[Fallschirmjäger were "specialized" infantry divisions and the other luftwaffe ground force divisions were still formed according to more traditional German patterns and principles. Nevertheless, the latter policy reflected Göring's power in Nazi-Germany more than just desperation.]
May 19th, 2006  
bush musketeer
getting wiped out seems to be pretty regular occurence.
a few well known ones for aussie forces are:
kakoda-buna-gona series of battles
august 16th 1942
2/14 battalion 24 officers and 577 other ranks
2/16 battalion 600 other ranks
2/27 battalion 28 officers and 560 other ranks
39th millitia battalion 300 men
december 9th when gona fell.
2/14 battalion 21 other ranks
2/16 battalion 8 officers and 48 other ranks
2/27 battalion 3 officers and 67 other ranks
39th millitia battalion 7 officers and 25 other ranks

1st world war 59th battalion at fluerbaix was reduced from 1000 men to 80 in a matter of minutes. that same night the 60th battalion had 56 men come back from there 1000 men that entered the battle.
the 5th Aussie divison as a whole lost 5533 out of its 6000 men.

at gallipoli the british collingwood battalion fought for 30 minutes in what was its first and last battle of the war. They returned from there fighting with 1 officer and 18 men.
May 20th, 2006  
In the American Civil War (1860's) there are several instances of companies, battalions, regiments, and at least one whole division losing combat effectiveness. I remember reading about a battalion of Union troops that fought in the Battle of the Wilderness being reduced to 3 men.
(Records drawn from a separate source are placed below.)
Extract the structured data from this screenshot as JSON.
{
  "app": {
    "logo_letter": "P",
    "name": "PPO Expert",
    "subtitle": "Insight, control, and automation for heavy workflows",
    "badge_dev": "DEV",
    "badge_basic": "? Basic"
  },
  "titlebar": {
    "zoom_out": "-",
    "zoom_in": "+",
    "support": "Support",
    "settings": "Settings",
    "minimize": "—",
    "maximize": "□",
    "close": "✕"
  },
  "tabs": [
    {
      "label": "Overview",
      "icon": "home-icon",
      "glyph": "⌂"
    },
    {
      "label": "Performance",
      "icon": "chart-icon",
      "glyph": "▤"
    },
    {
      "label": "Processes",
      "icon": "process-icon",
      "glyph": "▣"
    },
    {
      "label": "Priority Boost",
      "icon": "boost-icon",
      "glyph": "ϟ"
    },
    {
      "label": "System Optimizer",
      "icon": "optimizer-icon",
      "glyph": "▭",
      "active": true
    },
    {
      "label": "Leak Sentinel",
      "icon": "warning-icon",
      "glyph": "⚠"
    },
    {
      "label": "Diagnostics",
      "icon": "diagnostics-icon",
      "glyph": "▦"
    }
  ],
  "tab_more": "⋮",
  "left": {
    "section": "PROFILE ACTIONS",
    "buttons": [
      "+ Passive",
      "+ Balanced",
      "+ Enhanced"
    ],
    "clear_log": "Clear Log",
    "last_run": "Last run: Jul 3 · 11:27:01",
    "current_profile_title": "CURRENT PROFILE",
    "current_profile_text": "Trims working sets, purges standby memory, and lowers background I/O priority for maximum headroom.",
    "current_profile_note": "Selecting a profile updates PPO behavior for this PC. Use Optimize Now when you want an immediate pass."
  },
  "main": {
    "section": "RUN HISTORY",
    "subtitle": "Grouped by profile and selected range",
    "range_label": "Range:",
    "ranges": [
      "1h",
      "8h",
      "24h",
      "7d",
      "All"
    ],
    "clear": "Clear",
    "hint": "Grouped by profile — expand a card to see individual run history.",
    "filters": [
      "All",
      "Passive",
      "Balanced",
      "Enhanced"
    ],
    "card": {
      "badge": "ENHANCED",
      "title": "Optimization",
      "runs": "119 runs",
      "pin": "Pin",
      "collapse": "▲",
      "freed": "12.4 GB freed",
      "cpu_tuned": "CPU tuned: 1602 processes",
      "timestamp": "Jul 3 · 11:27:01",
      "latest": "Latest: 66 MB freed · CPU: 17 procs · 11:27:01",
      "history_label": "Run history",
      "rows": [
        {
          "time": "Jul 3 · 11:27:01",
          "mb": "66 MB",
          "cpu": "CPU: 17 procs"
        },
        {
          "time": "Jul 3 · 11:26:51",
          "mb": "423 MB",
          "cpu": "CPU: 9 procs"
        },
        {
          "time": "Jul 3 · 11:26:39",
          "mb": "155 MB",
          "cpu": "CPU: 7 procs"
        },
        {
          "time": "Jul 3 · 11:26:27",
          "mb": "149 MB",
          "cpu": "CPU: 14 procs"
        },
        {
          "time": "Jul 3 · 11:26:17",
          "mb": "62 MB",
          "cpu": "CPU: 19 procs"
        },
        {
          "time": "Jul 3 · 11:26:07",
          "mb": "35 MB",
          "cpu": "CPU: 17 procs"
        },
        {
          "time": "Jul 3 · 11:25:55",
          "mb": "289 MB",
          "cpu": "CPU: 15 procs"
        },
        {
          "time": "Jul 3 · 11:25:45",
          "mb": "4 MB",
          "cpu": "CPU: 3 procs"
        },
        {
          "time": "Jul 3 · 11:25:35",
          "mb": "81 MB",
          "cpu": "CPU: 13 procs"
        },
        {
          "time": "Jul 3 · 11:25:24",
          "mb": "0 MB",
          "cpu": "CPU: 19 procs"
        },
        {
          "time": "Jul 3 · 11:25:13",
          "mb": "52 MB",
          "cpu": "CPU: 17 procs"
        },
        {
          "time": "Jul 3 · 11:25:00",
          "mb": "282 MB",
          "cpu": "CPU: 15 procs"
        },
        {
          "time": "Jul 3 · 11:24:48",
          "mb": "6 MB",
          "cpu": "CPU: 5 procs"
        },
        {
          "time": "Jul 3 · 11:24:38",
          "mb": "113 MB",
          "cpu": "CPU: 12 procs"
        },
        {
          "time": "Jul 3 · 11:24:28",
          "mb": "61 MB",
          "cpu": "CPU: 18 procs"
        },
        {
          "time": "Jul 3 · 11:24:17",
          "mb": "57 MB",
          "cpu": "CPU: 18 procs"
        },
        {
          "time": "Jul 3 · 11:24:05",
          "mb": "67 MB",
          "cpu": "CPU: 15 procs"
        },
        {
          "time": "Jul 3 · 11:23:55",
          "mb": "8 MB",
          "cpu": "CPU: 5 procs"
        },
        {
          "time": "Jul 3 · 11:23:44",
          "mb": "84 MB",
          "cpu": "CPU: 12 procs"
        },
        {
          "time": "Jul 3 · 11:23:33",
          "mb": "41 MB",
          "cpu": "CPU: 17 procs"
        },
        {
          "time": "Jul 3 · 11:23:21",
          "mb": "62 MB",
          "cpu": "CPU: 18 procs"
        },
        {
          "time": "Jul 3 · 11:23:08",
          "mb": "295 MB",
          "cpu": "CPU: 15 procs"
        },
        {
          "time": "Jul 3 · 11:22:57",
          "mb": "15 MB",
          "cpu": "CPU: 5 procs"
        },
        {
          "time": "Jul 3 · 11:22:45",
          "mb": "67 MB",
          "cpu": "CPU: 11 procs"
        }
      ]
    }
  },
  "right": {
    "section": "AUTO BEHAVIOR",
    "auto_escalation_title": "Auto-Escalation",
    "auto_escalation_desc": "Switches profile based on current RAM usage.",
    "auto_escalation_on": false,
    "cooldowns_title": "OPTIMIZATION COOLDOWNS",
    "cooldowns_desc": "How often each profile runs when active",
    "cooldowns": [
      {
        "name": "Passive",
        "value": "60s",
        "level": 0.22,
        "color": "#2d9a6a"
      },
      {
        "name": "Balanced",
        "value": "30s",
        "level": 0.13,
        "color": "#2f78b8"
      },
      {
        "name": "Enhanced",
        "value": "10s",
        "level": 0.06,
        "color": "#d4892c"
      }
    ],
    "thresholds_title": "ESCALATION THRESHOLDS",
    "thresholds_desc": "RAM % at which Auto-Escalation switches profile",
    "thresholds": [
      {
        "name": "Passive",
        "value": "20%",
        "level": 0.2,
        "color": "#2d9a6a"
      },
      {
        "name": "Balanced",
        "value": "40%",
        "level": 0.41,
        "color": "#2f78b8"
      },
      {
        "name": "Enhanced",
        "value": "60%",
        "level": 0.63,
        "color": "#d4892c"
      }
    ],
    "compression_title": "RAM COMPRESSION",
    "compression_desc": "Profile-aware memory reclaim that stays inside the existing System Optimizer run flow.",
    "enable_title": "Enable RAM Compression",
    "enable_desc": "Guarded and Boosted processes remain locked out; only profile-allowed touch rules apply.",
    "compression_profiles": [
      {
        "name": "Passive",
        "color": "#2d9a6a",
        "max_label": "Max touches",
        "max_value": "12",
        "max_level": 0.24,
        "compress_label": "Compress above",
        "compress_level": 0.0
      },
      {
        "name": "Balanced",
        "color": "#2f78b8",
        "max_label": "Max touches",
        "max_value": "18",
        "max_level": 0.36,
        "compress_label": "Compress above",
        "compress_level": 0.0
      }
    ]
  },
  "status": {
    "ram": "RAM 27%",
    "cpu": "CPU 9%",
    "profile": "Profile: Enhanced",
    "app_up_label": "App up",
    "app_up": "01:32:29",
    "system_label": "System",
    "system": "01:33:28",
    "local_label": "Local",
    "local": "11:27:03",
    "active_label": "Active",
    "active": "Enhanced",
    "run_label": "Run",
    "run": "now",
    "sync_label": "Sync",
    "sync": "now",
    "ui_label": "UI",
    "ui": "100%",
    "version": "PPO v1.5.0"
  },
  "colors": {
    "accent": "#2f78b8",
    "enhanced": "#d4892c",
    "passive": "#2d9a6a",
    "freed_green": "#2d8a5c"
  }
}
And of course Gen. Pickett's division was utterly annilhated at the Battle of Gettysburg.
May 22nd, 2006  
Originally Posted by ghost457
In the American Civil War (1860's) there are several instances of companies, battalions, regiments, and at least one whole division losing combat effectiveness. I remember reading about a battalion of Union troops that fought in the Battle of the Wilderness being reduced to 3 men. And of course Gen. Pickett's division was utterly annilhated at the Battle of Gettysburg.
No offense, but Picketts division was not annilhated, certainly they had enormous losses -about 54% casualties- (that's actually when combined with Trimble and Pettigrew's men) but the use of the word "annilhated" suggests that they were totally wiped out. Many units during the ACW appeared to be destroyed due to the rudimentry battlefield communication only to surface later more or less intact. During the battle of Gettysburg, the 1st Minnesota suffered the greatest casualty rate for a Union regiment during the war, 215 out of 262 (about 82%) were killed or wounded. I am not familiar with the story of the Wilderness that you referenced - any more information?

Here is a link specific to the Pickett's Charge:
May 27th, 2006  
I remember reading about it in a book. Perhaps I can find it, but I believed it was called "Maps of the Civil War" or "Battlefields of the Civil War." And I am sorry, I thought that Pickett's division was totally destroyed as a division.

And isn't the 1st Minnesota the unit that assaulted a whole Rebel brigade to plug a hole in the line? I believe that it was General Hancock that asked the leader of this unit, "Do you see those colors? (pointing to Rebel flags) Then take them!" And that battalion commander ordered the charge.
May 27th, 2006  
It really depends on the size of the war. On the Eastern Front in WWII divisions were destroyed all the time. However in a war like the one being fought in Iraq it would be a big deal to lose a squad or even a fire team.